Niko’s Dream earned the chance after winning the ungraded My Charmer Stakes against open company last month at odds of 13-1.
“It’s nice to have a horse to run on a big day,” Knowlton said.
Last weekend Tagg and Sackatoga debuted Blitz to Win, a son of Speightster, in a maiden race in open company. Blitz to Win made a huge rally down the Gulfstream stretch and finished third. No one associated with him is going to say this is the second coming of Tiz the Law.
“I never think that far ahead,” Tagg said.
“We aren’t going to change our model,” Knowlton said. “We only buy New York-breds. We just want to get some good New York-breds and win some good New York-bred races.”
Tiz the Law carried a $110,000 price tag when Sackatoga bought him at the 2018 Fasig-Tipton New York-bred sale at Saratoga.
With Tiz the Law’s success – he earned $2,735,300 in his nine-race career – the Sackatoga pockets got deeper. In September, they paid $309,000 at the New York-bred portion of the Keeneland Fasig-Tipton Selected Yearlings Showcase for a colt by Tiznow who is now a 2-year-old named Tiz Eternal.
Knowlton also forked over $290,000 at the Fasig-Tipton Midlantic 2-year-olds in training sale in June for Tapple Cider, now a 3-year-old filly by Tonalist.
“We did spend some money on those two horses,” Knowlton said. “That may or may not happen again. The people who were in (the partnership) with Tiz could play with house money, and they can play with house money for a long time.”

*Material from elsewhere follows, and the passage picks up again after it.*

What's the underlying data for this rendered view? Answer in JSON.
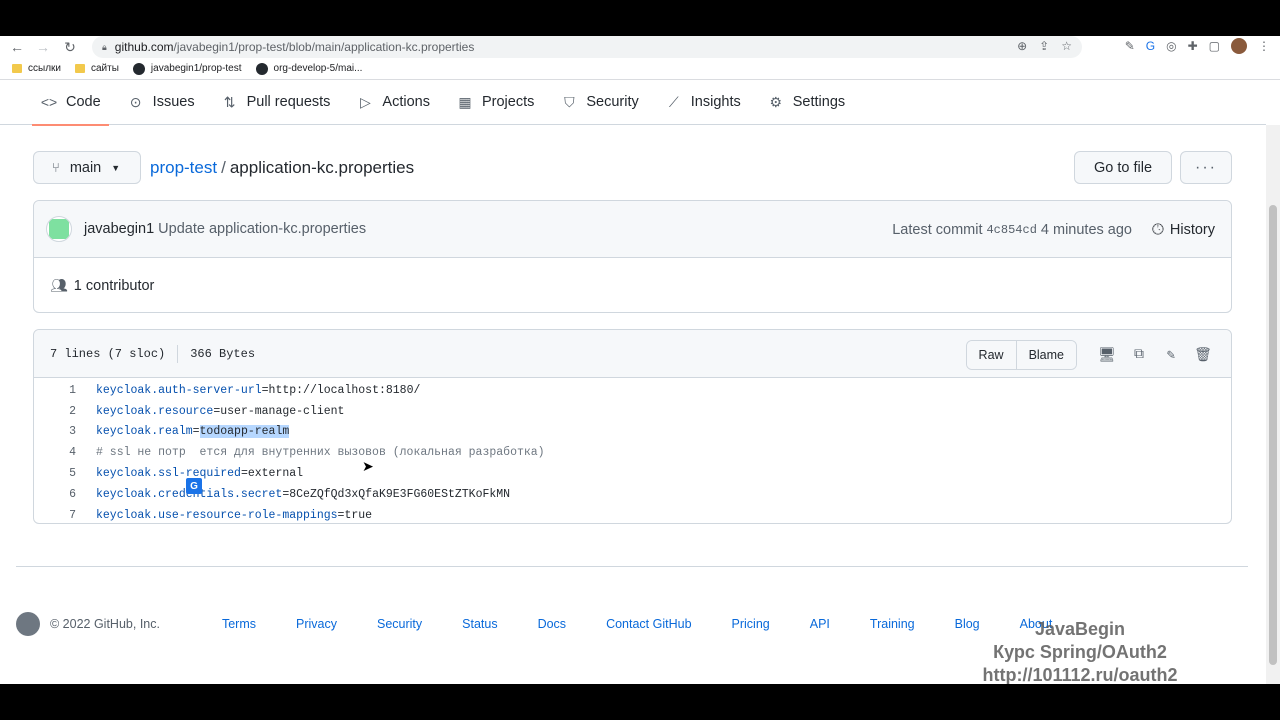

Tiz the Law had 35 Sackatoga partners, including Knowlton. When the Breeders’ Cup was run and Tiz the Law finished a disappointing sixth, there were 75 people who had shares in Sackatoga horses. Since, the number has grown to 85.
When Tiz the Law was in the barn he got the reputation as being a laid-back horse that could take anything that Tagg asked him to do.
“He was not as high strung as Funny Cide,” Tagg said. “Funny Cide worried me. (Tiz the Law) just handled stuff better. Funny Cide was a real powerful, fast horse, and he had that kind of mind, too.”
When Tiz the Law arrived at Ashford in the middle of the night just a few hours into 2021, Tagg was not surprised when he got the report.
“He got there at 3 or 4 in the morning,” Tagg said. “He walked off the van and got a drink of water. He looked around, and everything seemed fine to him. And then he went to his stall. That is him. And we miss him.”